Opera Australia is currently revisiting the Metropolitan Opera’s production of THE MAGIC FLUTE, first performed in Sydney in 2014. It is a stunning and simply beautiful illustration of the endurance of opera in a modern guise. Its scenes repeatedly proclaim opera as fantastic with high Fs, as well as resoundingly relevant in our modern creative world.
Mozart and librettist Schikaneder would love the transformation of their shifting dramatic epicentres and colourful characters in this production. The hyper-realism of tensions between the powerful Queen of the Night and the order of enlightened initiatives and priests is emphasised by Julie Taymor’s puppetry design and layered costumes. Continue reading The Magic Flute @ The Joan→
The latest splendid LIVE AT LUNCH concert was entitled ’ Strauss, Ravel Canteloube’‘ and featured curator Jane Rutter on flute (and assorted other instruments), Vincent Colagiuri on piano and quadruple threat ( yes quadruple threat) and Opera Australia star soprano Taryn Fiebig both singing and playing the cello (who knew that she had majored in cello at WAPPA?! ).
The roughly ¾ audience in the stalls consisted mostly of those over 55 although there were a few younger.
Rutter was stunning in a long sleeveless flowing green gown while Fiebig wore an intriguing, rather odd, possibly futuristic in style black bolero top and a horizontally quilted grey long skirt rather unflattering and stiff. Handsome pianist Vincent Colagiuri was dapper in a tuxedo. Continue reading Live at Lunch: Strauss, Ravel , Canteloube→
Musically this new version of Mozart’s ‘Don Giovanni’ is superb and thrilling with spectacularly brilliant performances from the wonderful orchestra under Maestro Jonathan Darlington (featuring the fortepiano played by Siro Battaglin for the recitative) and the glorious cast led by the great Teddy Tahu-Rhodes.
Sir David McVicar’s direction is deft and assured. This is a bleak, dark production, with quite a cold ‘feel’ .There is a swooping black curtain hiding most of the set when we enter.

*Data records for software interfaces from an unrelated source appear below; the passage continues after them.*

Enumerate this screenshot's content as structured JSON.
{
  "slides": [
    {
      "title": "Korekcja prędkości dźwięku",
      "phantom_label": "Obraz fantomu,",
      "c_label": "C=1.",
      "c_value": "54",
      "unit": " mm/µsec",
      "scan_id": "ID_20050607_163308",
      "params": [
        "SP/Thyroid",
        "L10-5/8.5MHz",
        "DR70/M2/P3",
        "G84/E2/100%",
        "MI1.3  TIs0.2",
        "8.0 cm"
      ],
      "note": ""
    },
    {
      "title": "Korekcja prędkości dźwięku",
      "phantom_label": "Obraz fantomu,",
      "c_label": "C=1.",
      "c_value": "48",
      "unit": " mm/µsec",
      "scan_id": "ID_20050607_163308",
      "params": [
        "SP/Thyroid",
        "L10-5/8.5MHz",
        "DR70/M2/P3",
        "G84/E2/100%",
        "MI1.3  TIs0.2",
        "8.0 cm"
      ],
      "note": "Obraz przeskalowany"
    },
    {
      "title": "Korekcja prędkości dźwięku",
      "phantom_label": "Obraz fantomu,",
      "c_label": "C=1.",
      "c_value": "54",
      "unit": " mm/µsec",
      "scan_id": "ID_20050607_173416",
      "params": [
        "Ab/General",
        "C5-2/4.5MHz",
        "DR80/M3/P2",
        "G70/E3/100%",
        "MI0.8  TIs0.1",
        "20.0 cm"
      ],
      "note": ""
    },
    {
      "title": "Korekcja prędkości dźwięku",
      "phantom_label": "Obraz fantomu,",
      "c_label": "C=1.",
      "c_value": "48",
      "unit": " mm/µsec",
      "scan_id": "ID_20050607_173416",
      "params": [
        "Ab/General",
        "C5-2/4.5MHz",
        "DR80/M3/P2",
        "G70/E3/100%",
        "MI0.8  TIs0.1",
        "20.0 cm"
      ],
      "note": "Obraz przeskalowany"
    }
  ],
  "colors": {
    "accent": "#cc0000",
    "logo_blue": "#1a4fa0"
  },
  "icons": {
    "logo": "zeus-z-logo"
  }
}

The huge set resembles a bombed/ruined palace with rubble, and there are pieces of marble everywhere.